## Work task:
Retype the entries in full, exactly.

━━━

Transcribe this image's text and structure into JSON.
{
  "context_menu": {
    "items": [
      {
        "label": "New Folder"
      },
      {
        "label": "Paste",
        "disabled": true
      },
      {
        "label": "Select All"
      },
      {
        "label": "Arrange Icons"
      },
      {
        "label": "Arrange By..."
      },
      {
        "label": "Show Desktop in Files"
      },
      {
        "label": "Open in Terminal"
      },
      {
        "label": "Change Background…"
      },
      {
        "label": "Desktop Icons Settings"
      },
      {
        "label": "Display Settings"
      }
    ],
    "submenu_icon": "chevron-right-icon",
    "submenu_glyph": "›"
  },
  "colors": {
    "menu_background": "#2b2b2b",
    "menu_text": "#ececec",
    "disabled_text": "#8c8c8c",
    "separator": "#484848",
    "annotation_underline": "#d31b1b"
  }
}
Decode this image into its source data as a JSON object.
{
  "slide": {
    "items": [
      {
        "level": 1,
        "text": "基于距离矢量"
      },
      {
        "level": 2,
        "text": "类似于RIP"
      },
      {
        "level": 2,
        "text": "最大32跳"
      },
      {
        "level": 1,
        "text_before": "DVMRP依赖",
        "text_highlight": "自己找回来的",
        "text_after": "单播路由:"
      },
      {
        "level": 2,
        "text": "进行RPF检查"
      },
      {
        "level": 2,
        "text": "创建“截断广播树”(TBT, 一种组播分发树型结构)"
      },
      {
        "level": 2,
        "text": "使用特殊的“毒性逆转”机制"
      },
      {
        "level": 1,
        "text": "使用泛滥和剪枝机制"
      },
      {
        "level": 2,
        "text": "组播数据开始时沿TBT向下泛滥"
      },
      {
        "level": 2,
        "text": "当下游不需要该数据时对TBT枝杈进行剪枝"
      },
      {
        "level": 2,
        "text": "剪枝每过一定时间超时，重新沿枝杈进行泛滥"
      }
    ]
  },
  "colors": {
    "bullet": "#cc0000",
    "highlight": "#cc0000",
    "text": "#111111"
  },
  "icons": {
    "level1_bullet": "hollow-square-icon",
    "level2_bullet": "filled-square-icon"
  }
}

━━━

## Answer to the exercise:
Transcribe this image's text and structure into JSON.
{
  "context_menu": {
    "items": [
      {
        "label": "New Folder"
      },
      {
        "label": "Paste",
        "disabled": true
      },
      {
        "label": "Select All"
      },
      {
        "label": "Arrange Icons"
      },
      {
        "label": "Arrange By..."
      },
      {
        "label": "Show Desktop in Files"
      },
      {
        "label": "Open in Terminal"
      },
      {
        "label": "Change Background…"
      },
      {
        "label": "Desktop Icons Settings"
      },
      {
        "label": "Display Settings"
      }
    ],
    "submenu_icon": "chevron-right-icon",
    "submenu_glyph": "›"
  },
  "colors": {
    "menu_background": "#2b2b2b",
    "menu_text": "#ececec",
    "disabled_text": "#8c8c8c",
    "separator": "#484848",
    "annotation_underline": "#d31b1b"
  }
}
Decode this image into its source data as a JSON object.
{
  "slide": {
    "items": [
      {
        "level": 1,
        "text": "基于距离矢量"
      },
      {
        "level": 2,
        "text": "类似于RIP"
      },
      {
        "level": 2,
        "text": "最大32跳"
      },
      {
        "level": 1,
        "text_before": "DVMRP依赖",
        "text_highlight": "自己找回来的",
        "text_after": "单播路由:"
      },
      {
        "level": 2,
        "text": "进行RPF检查"
      },
      {
        "level": 2,
        "text": "创建“截断广播树”(TBT, 一种组播分发树型结构)"
      },
      {
        "level": 2,
        "text": "使用特殊的“毒性逆转”机制"
      },
      {
        "level": 1,
        "text": "使用泛滥和剪枝机制"
      },
      {
        "level": 2,
        "text": "组播数据开始时沿TBT向下泛滥"
      },
      {
        "level": 2,
        "text": "当下游不需要该数据时对TBT枝杈进行剪枝"
      },
      {
        "level": 2,
        "text": "剪枝每过一定时间超时，重新沿枝杈进行泛滥"
      }
    ]
  },
  "colors": {
    "bullet": "#cc0000",
    "highlight": "#cc0000",
    "text": "#111111"
  },
  "icons": {
    "level1_bullet": "hollow-square-icon",
    "level2_bullet": "filled-square-icon"
  }
}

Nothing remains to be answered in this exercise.